Is he serious? Me, in a bikini, on a stage, with a spray tan, flexing my currently non-existent muscles?
The thought of wearing a bikini on the beach or by the pool gives me anxiety, why would I subject myself to that torture?
On the other hand, why not?
Why not pursue something that I would have thought was impossible? Why not embark on the journey to finally squash my perception of myself as “curvy” “chubby” and “thick”? Why not add an experience to my life that is fairly unique and completely dependent on my own hard work, consistency, and dedication. Why not try? We get presented with these opportunities in life that often catch us by surprise. Opportunities that are often so far off our radar or out of our comfort zone that we discount them as being unattainable. But we have options. We can either seize the moment, push through the fear, put in the work and make a change, or make excuses and let the possibilities pass us by.
And so, I have begun.
I am making progress. But slowly. My running is suffering. My times have slowed way down. My long runs have gotten very short, 6 miles has been my max.
I’m in a calorie deficit and my carbs are intentionally low.
The food plan he has us on is drastically different than what I did to lose the first 18 pounds. Egg whites, chicken, white rice, a green apple, almonds, vegetables, berries and oat bran. Everything measured and weighed.
I am always hungry. Before the holidays, I ate the same thing every day for three weeks. I did fasted cardio for 26 days straight. I cried. A lot. I doubted. I have been grumpy with the kids. I have been irritated with my husband. The scale has gone up. The scale has gone down. One of the early weeks was an extreme exercise of self-control as my monthly hormones were raging and begging for refined carbohydrates. Ladies, you get me! But I stayed strong and focused.
When it gets really hard, I ask myself the question, why? Why am I doing this? Why am I putting myself through this emotional rollercoaster?
And then I realize.
I’m viewing this through the lens of outcome dependence. I stand on the scale every morning and judge myself based on what the numbers show. Every morning is either a build-up, or a let-down. Either confidence or shame. Yet my actions every day have been exactly the same. I have followed the program, the diet, the workouts, the cardio plan. I drink at least a gallon of water. For three straight weeks, I did not deviate from the plan.
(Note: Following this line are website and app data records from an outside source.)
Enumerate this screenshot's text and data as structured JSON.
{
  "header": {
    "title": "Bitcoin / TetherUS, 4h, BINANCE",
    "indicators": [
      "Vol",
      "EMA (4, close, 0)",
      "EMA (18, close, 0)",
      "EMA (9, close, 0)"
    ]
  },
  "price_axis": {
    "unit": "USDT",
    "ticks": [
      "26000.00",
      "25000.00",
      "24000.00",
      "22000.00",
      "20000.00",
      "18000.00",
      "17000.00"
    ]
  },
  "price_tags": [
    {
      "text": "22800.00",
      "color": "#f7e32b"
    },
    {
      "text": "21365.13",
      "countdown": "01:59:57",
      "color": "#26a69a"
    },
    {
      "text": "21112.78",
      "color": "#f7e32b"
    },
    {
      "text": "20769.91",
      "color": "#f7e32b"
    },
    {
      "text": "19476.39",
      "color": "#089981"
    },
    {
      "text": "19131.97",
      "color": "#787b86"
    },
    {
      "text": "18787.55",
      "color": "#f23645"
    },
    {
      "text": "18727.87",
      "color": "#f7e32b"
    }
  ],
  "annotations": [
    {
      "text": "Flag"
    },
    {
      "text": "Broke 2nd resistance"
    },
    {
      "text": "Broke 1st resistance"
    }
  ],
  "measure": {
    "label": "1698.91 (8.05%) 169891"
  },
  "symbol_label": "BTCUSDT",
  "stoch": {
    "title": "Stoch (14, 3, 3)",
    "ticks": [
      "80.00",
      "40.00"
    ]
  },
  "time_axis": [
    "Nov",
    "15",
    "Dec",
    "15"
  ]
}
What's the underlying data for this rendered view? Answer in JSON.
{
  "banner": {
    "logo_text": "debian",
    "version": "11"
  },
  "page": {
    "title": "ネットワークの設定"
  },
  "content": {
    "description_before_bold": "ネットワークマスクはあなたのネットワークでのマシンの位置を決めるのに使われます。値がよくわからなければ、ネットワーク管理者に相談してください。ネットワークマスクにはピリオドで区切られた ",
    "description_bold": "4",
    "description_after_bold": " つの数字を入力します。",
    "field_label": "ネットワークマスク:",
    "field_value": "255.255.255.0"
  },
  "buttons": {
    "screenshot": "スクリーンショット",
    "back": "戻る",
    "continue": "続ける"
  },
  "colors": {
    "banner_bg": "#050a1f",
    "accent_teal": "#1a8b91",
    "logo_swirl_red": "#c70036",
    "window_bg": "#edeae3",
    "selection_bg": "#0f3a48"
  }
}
Now that we’ve moved to “maintenance” mode over the holidays, our intention is to be a little more flexible and enjoy the season. And let me tell you, I have enjoyed! I have appreciated food and drink like I never have before. I have sat and savored every morsel of a holiday cookie. I have enjoyed every bite of chocolate. I have delighted in every fizz of champagne. The scale has definitely responded by creeping up a bit.
But guess what – and I’m writing this with a smile on my face – I’m ok with that.
Here is the thing that I’m beginning to realize. This is a process. This is a journey. It is not perfection. I will stick to the plan. I will be consistent. I will be RELENTLESS. I will not focus on the scale every single day. Eventually – slowly – the OUTCOME will align with my efforts.
I don’t usually post pics of myself on my blog. But give me until spring, my friends. I’ll post the “before” and “after” pics. I don’t know if I will actually be strutting my stuff on a competition stage – but I know I will be ready to. I will have given myself a life experience that I wouldn’t have ever dreamed was possible.
At the end of the day, isn’t that what life is all about?